* _Source data_
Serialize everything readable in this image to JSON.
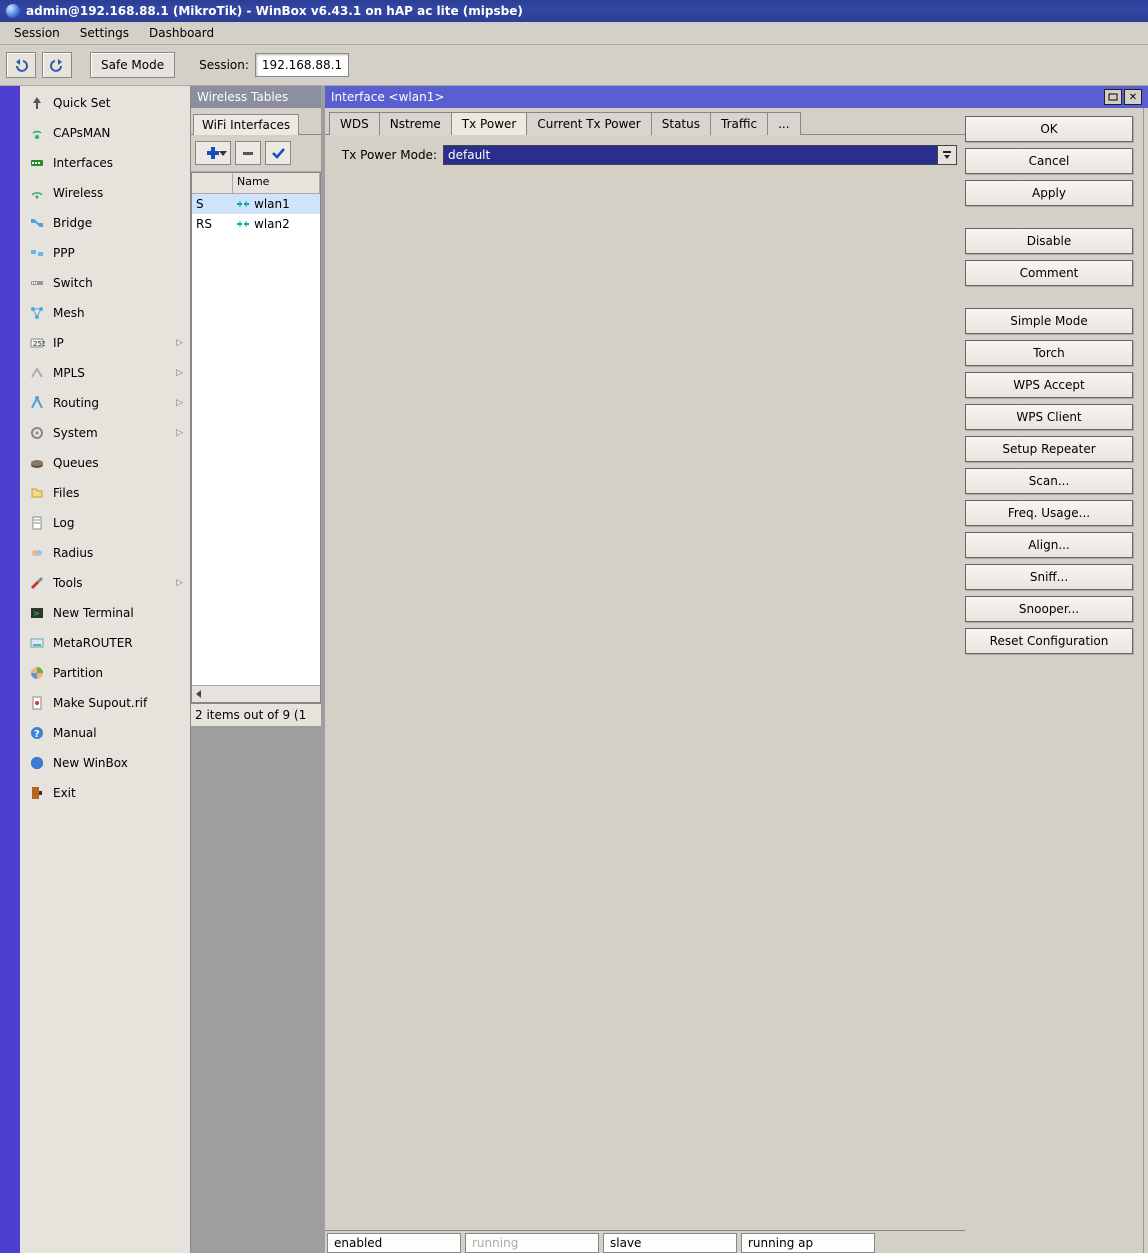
{
  "title": "admin@192.168.88.1 (MikroTik) - WinBox v6.43.1 on hAP ac lite (mipsbe)",
  "menubar": {
    "session": "Session",
    "settings": "Settings",
    "dashboard": "Dashboard"
  },
  "toolbar": {
    "safe_mode": "Safe Mode",
    "session_label": "Session:",
    "session_value": "192.168.88.1"
  },
  "sidebar": {
    "items": [
      {
        "label": "Quick Set",
        "icon": "antenna"
      },
      {
        "label": "CAPsMAN",
        "icon": "capsman"
      },
      {
        "label": "Interfaces",
        "icon": "interfaces"
      },
      {
        "label": "Wireless",
        "icon": "wireless"
      },
      {
        "label": "Bridge",
        "icon": "bridge"
      },
      {
        "label": "PPP",
        "icon": "ppp"
      },
      {
        "label": "Switch",
        "icon": "switch"
      },
      {
        "label": "Mesh",
        "icon": "mesh"
      },
      {
        "label": "IP",
        "icon": "ip",
        "sub": true
      },
      {
        "label": "MPLS",
        "icon": "mpls",
        "sub": true
      },
      {
        "label": "Routing",
        "icon": "routing",
        "sub": true
      },
      {
        "label": "System",
        "icon": "system",
        "sub": true
      },
      {
        "label": "Queues",
        "icon": "queues"
      },
      {
        "label": "Files",
        "icon": "files"
      },
      {
        "label": "Log",
        "icon": "log"
      },
      {
        "label": "Radius",
        "icon": "radius"
      },
      {
        "label": "Tools",
        "icon": "tools",
        "sub": true
      },
      {
        "label": "New Terminal",
        "icon": "terminal"
      },
      {
        "label": "MetaROUTER",
        "icon": "metarouter"
      },
      {
        "label": "Partition",
        "icon": "partition"
      },
      {
        "label": "Make Supout.rif",
        "icon": "supout"
      },
      {
        "label": "Manual",
        "icon": "manual"
      },
      {
        "label": "New WinBox",
        "icon": "newwinbox"
      },
      {
        "label": "Exit",
        "icon": "exit"
      }
    ]
  },
  "wireless_tables": {
    "title": "Wireless Tables",
    "tab": "WiFi Interfaces",
    "col_flags_header": "",
    "col_name_header": "Name",
    "rows": [
      {
        "flags": "S",
        "name": "wlan1",
        "selected": true
      },
      {
        "flags": "RS",
        "name": "wlan2",
        "selected": false
      }
    ],
    "status": "2 items out of 9 (1"
  },
  "interface_window": {
    "title": "Interface <wlan1>",
    "tabs": [
      "WDS",
      "Nstreme",
      "Tx Power",
      "Current Tx Power",
      "Status",
      "Traffic",
      "..."
    ],
    "active_tab": 2,
    "tx_power_mode_label": "Tx Power Mode:",
    "tx_power_mode_value": "default",
    "buttons": {
      "ok": "OK",
      "cancel": "Cancel",
      "apply": "Apply",
      "disable": "Disable",
      "comment": "Comment",
      "simple_mode": "Simple Mode",
      "torch": "Torch",
      "wps_accept": "WPS Accept",
      "wps_client": "WPS Client",
      "setup_repeater": "Setup Repeater",
      "scan": "Scan...",
      "freq_usage": "Freq. Usage...",
      "align": "Align...",
      "sniff": "Sniff...",
      "snooper": "Snooper...",
      "reset": "Reset Configuration"
    },
    "status_strip": {
      "enabled": "enabled",
      "running": "running",
      "slave": "slave",
      "running_ap": "running ap"
    }
  }
}
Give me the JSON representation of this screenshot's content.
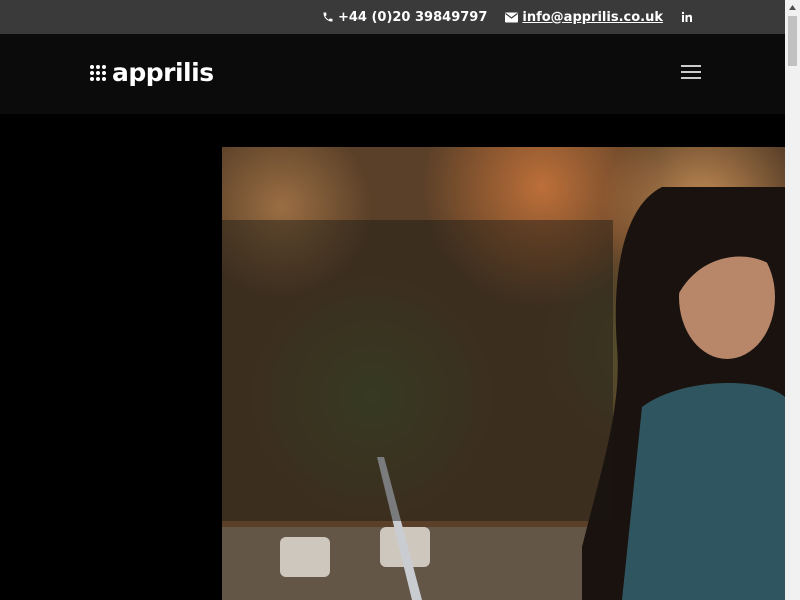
{
  "topbar": {
    "phone": "+44 (0)20 39849797",
    "email": "info@apprilis.co.uk",
    "icons": [
      "phone-icon",
      "envelope-icon",
      "linkedin-icon"
    ]
  },
  "header": {
    "logo_text": "apprilis",
    "menu_icon": "hamburger-menu-icon"
  },
  "hero": {
    "image": "woman-with-laptop-outdoors"
  },
  "colors": {
    "topbar_bg": "#3a3a3a",
    "header_bg": "#0b0b0b",
    "page_bg": "#000000"
  }
}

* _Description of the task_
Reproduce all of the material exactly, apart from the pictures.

* _Response to this exercise_
Serialize everything readable in this image to JSON.
{
  "title": "admin@192.168.88.1 (MikroTik) - WinBox v6.43.1 on hAP ac lite (mipsbe)",
  "menubar": {
    "session": "Session",
    "settings": "Settings",
    "dashboard": "Dashboard"
  },
  "toolbar": {
    "safe_mode": "Safe Mode",
    "session_label": "Session:",
    "session_value": "192.168.88.1"
  },
  "sidebar": {
    "items": [
      {
        "label": "Quick Set",
        "icon": "antenna"
      },
      {
        "label": "CAPsMAN",
        "icon": "capsman"
      },
      {
        "label": "Interfaces",
        "icon": "interfaces"
      },
      {
        "label": "Wireless",
        "icon": "wireless"
      },
      {
        "label": "Bridge",
        "icon": "bridge"
      },
      {
        "label": "PPP",
        "icon": "ppp"
      },
      {
        "label": "Switch",
        "icon": "switch"
      },
      {
        "label": "Mesh",
        "icon": "mesh"
      },
      {
        "label": "IP",
        "icon": "ip",
        "sub": true
      },
      {
        "label": "MPLS",
        "icon": "mpls",
        "sub": true
      },
      {
        "label": "Routing",
        "icon": "routing",
        "sub": true
      },
      {
        "label": "System",
        "icon": "system",
        "sub": true
      },
      {
        "label": "Queues",
        "icon": "queues"
      },
      {
        "label": "Files",
        "icon": "files"
      },
      {
        "label": "Log",
        "icon": "log"
      },
      {
        "label": "Radius",
        "icon": "radius"
      },
      {
        "label": "Tools",
        "icon": "tools",
        "sub": true
      },
      {
        "label": "New Terminal",
        "icon": "terminal"
      },
      {
        "label": "MetaROUTER",
        "icon": "metarouter"
      },
      {
        "label": "Partition",
        "icon": "partition"
      },
      {
        "label": "Make Supout.rif",
        "icon": "supout"
      },
      {
        "label": "Manual",
        "icon": "manual"
      },
      {
        "label": "New WinBox",
        "icon": "newwinbox"
      },
      {
        "label": "Exit",
        "icon": "exit"
      }
    ]
  },
  "wireless_tables": {
    "title": "Wireless Tables",
    "tab": "WiFi Interfaces",
    "col_flags_header": "",
    "col_name_header": "Name",
    "rows": [
      {
        "flags": "S",
        "name": "wlan1",
        "selected": true
      },
      {
        "flags": "RS",
        "name": "wlan2",
        "selected": false
      }
    ],
    "status": "2 items out of 9 (1"
  },
  "interface_window": {
    "title": "Interface <wlan1>",
    "tabs": [
      "WDS",
      "Nstreme",
      "Tx Power",
      "Current Tx Power",
      "Status",
      "Traffic",
      "..."
    ],
    "active_tab": 2,
    "tx_power_mode_label": "Tx Power Mode:",
    "tx_power_mode_value": "default",
    "buttons": {
      "ok": "OK",
      "cancel": "Cancel",
      "apply": "Apply",
      "disable": "Disable",
      "comment": "Comment",
      "simple_mode": "Simple Mode",
      "torch": "Torch",
      "wps_accept": "WPS Accept",
      "wps_client": "WPS Client",
      "setup_repeater": "Setup Repeater",
      "scan": "Scan...",
      "freq_usage": "Freq. Usage...",
      "align": "Align...",
      "sniff": "Sniff...",
      "snooper": "Snooper...",
      "reset": "Reset Configuration"
    },
    "status_strip": {
      "enabled": "enabled",
      "running": "running",
      "slave": "slave",
      "running_ap": "running ap"
    }
  }
}
Give me the JSON representation of this screenshot's content.
{
  "topbar": {
    "phone": "+44 (0)20 39849797",
    "email": "info@apprilis.co.uk",
    "icons": [
      "phone-icon",
      "envelope-icon",
      "linkedin-icon"
    ]
  },
  "header": {
    "logo_text": "apprilis",
    "menu_icon": "hamburger-menu-icon"
  },
  "hero": {
    "image": "woman-with-laptop-outdoors"
  },
  "colors": {
    "topbar_bg": "#3a3a3a",
    "header_bg": "#0b0b0b",
    "page_bg": "#000000"
  }
}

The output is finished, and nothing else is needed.